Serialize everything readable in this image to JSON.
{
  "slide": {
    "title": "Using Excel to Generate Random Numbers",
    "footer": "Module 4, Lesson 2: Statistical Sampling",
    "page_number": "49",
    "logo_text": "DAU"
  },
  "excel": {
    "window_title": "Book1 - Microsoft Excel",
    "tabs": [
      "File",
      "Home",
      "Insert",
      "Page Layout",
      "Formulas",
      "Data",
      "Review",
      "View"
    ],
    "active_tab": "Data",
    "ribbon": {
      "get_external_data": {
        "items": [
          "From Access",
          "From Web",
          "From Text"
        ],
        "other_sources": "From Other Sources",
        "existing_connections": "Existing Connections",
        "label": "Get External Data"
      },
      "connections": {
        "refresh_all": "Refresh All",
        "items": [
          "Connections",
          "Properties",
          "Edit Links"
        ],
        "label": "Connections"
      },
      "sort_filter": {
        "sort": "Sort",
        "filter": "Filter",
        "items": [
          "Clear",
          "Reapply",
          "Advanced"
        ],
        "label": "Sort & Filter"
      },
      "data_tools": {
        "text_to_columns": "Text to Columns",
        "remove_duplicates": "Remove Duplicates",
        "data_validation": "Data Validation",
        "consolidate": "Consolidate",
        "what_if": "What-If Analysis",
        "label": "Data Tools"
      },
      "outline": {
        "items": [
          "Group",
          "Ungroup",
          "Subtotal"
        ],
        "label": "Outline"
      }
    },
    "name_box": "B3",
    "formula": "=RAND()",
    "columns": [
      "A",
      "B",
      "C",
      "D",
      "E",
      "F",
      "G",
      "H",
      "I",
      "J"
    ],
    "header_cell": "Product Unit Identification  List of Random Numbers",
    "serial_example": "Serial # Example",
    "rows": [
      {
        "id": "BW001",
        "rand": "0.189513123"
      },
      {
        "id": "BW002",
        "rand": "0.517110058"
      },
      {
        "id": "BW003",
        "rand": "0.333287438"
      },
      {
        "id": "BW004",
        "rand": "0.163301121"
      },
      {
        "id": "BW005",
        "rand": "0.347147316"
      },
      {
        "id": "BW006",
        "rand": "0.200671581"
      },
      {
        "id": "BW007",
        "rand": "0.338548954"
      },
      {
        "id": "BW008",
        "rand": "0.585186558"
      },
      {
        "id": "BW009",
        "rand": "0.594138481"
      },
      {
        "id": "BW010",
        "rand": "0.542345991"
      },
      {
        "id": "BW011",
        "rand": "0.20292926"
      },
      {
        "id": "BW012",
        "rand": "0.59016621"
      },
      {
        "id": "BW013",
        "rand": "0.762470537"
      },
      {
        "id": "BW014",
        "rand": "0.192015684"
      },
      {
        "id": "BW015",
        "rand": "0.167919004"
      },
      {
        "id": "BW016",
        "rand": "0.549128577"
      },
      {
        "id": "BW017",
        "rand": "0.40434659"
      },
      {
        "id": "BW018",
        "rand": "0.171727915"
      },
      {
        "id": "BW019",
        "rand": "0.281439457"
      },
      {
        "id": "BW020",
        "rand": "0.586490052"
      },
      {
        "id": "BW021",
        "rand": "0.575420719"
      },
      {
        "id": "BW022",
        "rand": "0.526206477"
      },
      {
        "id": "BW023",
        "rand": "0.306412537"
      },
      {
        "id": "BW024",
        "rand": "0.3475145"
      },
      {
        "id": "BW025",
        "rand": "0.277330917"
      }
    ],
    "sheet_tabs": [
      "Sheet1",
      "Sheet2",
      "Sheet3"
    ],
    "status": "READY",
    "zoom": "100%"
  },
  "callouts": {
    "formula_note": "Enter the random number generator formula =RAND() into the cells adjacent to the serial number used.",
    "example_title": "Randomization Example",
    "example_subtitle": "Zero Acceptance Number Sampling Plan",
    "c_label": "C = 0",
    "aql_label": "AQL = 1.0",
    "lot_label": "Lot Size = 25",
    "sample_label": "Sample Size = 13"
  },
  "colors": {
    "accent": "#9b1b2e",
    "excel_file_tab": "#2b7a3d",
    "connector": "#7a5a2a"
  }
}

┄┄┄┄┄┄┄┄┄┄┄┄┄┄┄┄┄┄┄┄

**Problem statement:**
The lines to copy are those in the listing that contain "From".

**Exercise answer:**
          "From Access",
          "From Web",
          "From Text"
        "other_sources": "From Other Sources",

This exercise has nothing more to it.